* **Work task**
Print the records below exactly, omitting all pictures.

* **Source records**
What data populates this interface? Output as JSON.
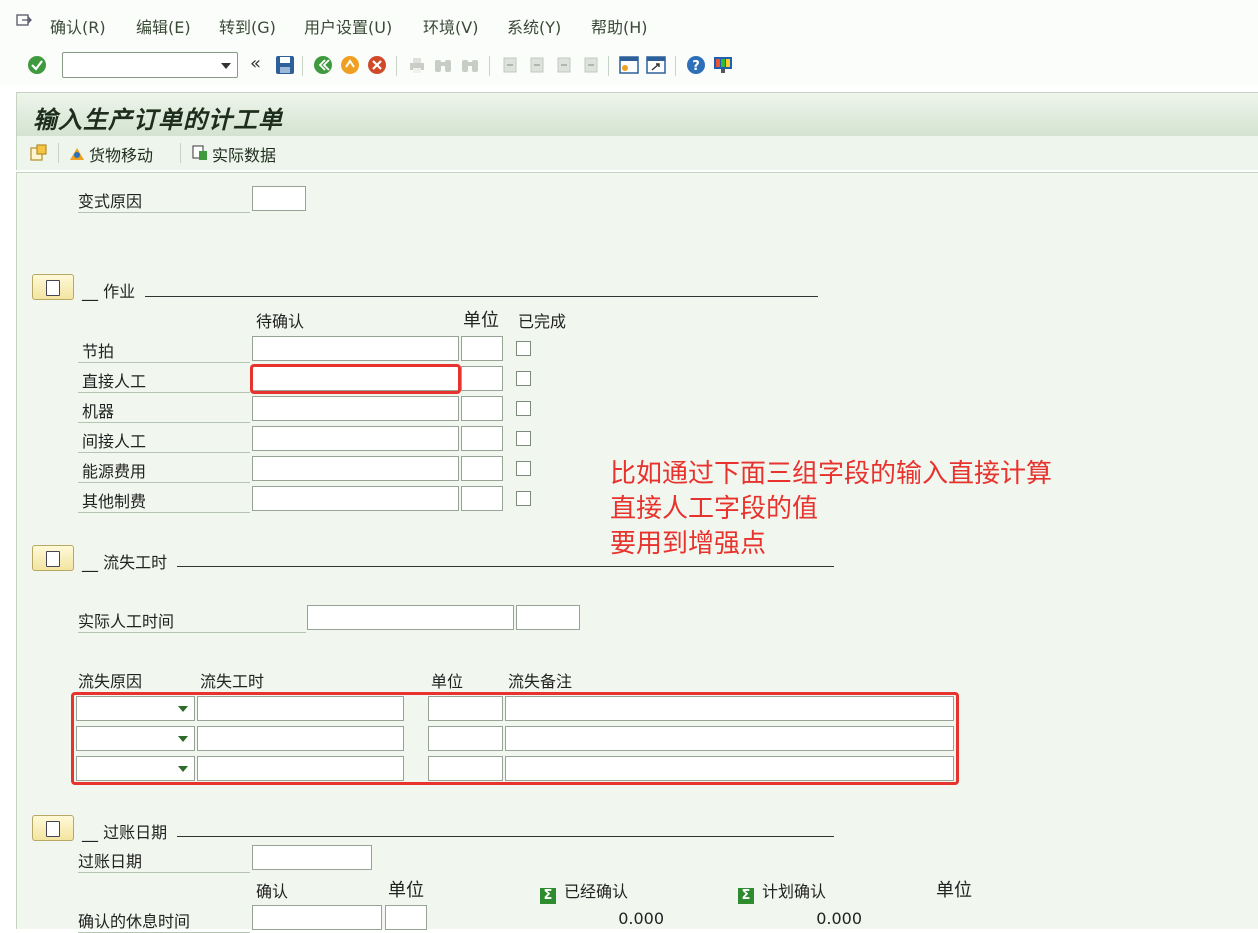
{
  "menu": [
    {
      "label": "确认(R)"
    },
    {
      "label": "编辑(E)"
    },
    {
      "label": "转到(G)"
    },
    {
      "label": "用户设置(U)"
    },
    {
      "label": "环境(V)"
    },
    {
      "label": "系统(Y)"
    },
    {
      "label": "帮助(H)"
    }
  ],
  "toolbar": {
    "command_field_value": "",
    "back_symbol": "«"
  },
  "title": "输入生产订单的计工单",
  "app_toolbar": {
    "goods_movement": "货物移动",
    "actual_data": "实际数据"
  },
  "variance": {
    "label": "变式原因",
    "value": ""
  },
  "activities": {
    "section_title": "__ 作业",
    "col_pending": "待确认",
    "col_unit": "单位",
    "col_done": "已完成",
    "rows": [
      {
        "label": "节拍"
      },
      {
        "label": "直接人工"
      },
      {
        "label": "机器"
      },
      {
        "label": "间接人工"
      },
      {
        "label": "能源费用"
      },
      {
        "label": "其他制费"
      }
    ]
  },
  "annotation": {
    "line1": "比如通过下面三组字段的输入直接计算",
    "line2": "直接人工字段的值",
    "line3": "要用到增强点",
    "color": "#e8322e"
  },
  "lost_time": {
    "section_title": "__ 流失工时",
    "actual_label": "实际人工时间",
    "col_reason": "流失原因",
    "col_hours": "流失工时",
    "col_unit": "单位",
    "col_note": "流失备注"
  },
  "posting": {
    "section_title": "__ 过账日期",
    "date_label": "过账日期",
    "col_confirm": "确认",
    "col_unit": "单位",
    "col_confirmed": "已经确认",
    "col_planned": "计划确认",
    "col_unit2": "单位",
    "break_label": "确认的休息时间",
    "confirmed_value": "0.000",
    "planned_value": "0.000"
  }
}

* **Output**
What data populates this interface? Output as JSON.
{
  "menu": [
    {
      "label": "确认(R)"
    },
    {
      "label": "编辑(E)"
    },
    {
      "label": "转到(G)"
    },
    {
      "label": "用户设置(U)"
    },
    {
      "label": "环境(V)"
    },
    {
      "label": "系统(Y)"
    },
    {
      "label": "帮助(H)"
    }
  ],
  "toolbar": {
    "command_field_value": "",
    "back_symbol": "«"
  },
  "title": "输入生产订单的计工单",
  "app_toolbar": {
    "goods_movement": "货物移动",
    "actual_data": "实际数据"
  },
  "variance": {
    "label": "变式原因",
    "value": ""
  },
  "activities": {
    "section_title": "__ 作业",
    "col_pending": "待确认",
    "col_unit": "单位",
    "col_done": "已完成",
    "rows": [
      {
        "label": "节拍"
      },
      {
        "label": "直接人工"
      },
      {
        "label": "机器"
      },
      {
        "label": "间接人工"
      },
      {
        "label": "能源费用"
      },
      {
        "label": "其他制费"
      }
    ]
  },
  "annotation": {
    "line1": "比如通过下面三组字段的输入直接计算",
    "line2": "直接人工字段的值",
    "line3": "要用到增强点",
    "color": "#e8322e"
  },
  "lost_time": {
    "section_title": "__ 流失工时",
    "actual_label": "实际人工时间",
    "col_reason": "流失原因",
    "col_hours": "流失工时",
    "col_unit": "单位",
    "col_note": "流失备注"
  },
  "posting": {
    "section_title": "__ 过账日期",
    "date_label": "过账日期",
    "col_confirm": "确认",
    "col_unit": "单位",
    "col_confirmed": "已经确认",
    "col_planned": "计划确认",
    "col_unit2": "单位",
    "break_label": "确认的休息时间",
    "confirmed_value": "0.000",
    "planned_value": "0.000"
  }
}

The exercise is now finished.